In countries around the world, law enforcement is losing the war on drugs, researchers say. Their evidence: Across two decades of data, purity of illegal substances is up and cost is down, the BBC reports. "These findings suggest that expanding efforts at controlling the global illegal drug market through law enforcement are failing," says the report by the Vancouver-based International Center for Science in Drug Policy. Researchers reviewed the drug supply in the US, Europe, and Australia, as well as production in Latin America, Afghanistan, southeast Asia, and elsewhere, CNN reports.
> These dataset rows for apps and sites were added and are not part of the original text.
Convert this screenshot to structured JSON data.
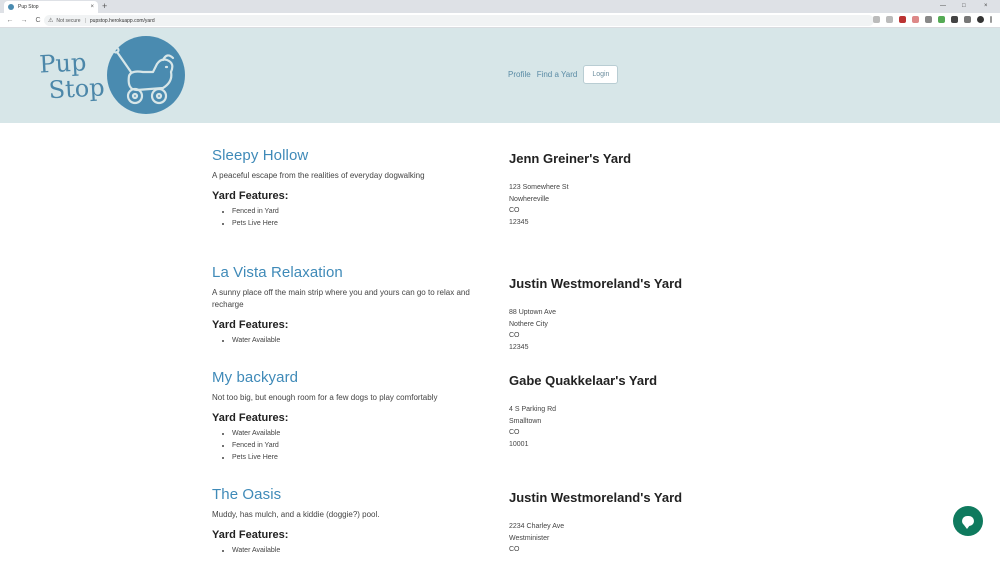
{
  "browser": {
    "tab_title": "Pup Stop",
    "tab_close": "×",
    "new_tab": "+",
    "minimize": "—",
    "maximize": "□",
    "close": "×",
    "back": "←",
    "forward": "→",
    "reload": "C",
    "security_label": "Not secure",
    "url": "pupstop.herokuapp.com/yard"
  },
  "header": {
    "logo_line1": "Pup",
    "logo_line2": "Stop",
    "nav_profile": "Profile",
    "nav_find": "Find a Yard",
    "nav_login": "Login"
  },
  "features_heading": "Yard Features:",
  "yards": [
    {
      "name": "Sleepy Hollow",
      "description": "A peaceful escape from the realities of everyday dogwalking",
      "features": [
        "Fenced in Yard",
        "Pets Live Here"
      ],
      "owner": "Jenn Greiner's Yard",
      "address": [
        "123 Somewhere St",
        "Nowhereville",
        "CO",
        "12345"
      ]
    },
    {
      "name": "La Vista Relaxation",
      "description": "A sunny place off the main strip where you and yours can go to relax and recharge",
      "features": [
        "Water Available"
      ],
      "owner": "Justin Westmoreland's Yard",
      "address": [
        "88 Uptown Ave",
        "Nothere City",
        "CO",
        "12345"
      ]
    },
    {
      "name": "My backyard",
      "description": "Not too big, but enough room for a few dogs to play comfortably",
      "features": [
        "Water Available",
        "Fenced in Yard",
        "Pets Live Here"
      ],
      "owner": "Gabe Quakkelaar's Yard",
      "address": [
        "4 S Parking Rd",
        "Smalltown",
        "CO",
        "10001"
      ]
    },
    {
      "name": "The Oasis",
      "description": "Muddy, has mulch, and a kiddie (doggie?) pool.",
      "features": [
        "Water Available"
      ],
      "owner": "Justin Westmoreland's Yard",
      "address": [
        "2234 Charley Ave",
        "Westminister",
        "CO"
      ]
    }
  ],
  "colors": {
    "header_bg": "#d7e6e8",
    "accent_blue": "#3f8ab8",
    "logo_blue": "#4a8bb0",
    "chat_green": "#0f7a5e"
  }
}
Among their findings: Between 1990 and 2007, heroin, cocaine, and cannabis prices dropped at least 80% in the US—even as the three drugs saw purity increase 60%, 11%, and 161%, respectively. Meanwhile, drug seizures have been on the rise since 1990 across most of the world. It's time, says the center's scientific chair, to "place community health and safety at the forefront of our efforts, and consider drug use a public health issue rather than a criminal justice issue." Calling the war on drugs a "miserable failure," an official with the Transform Drug Policy Foundation adds, "We desperately need to shift the regime from a prohibitionist one to one of legal regulation." (Read more War on Drugs stories.)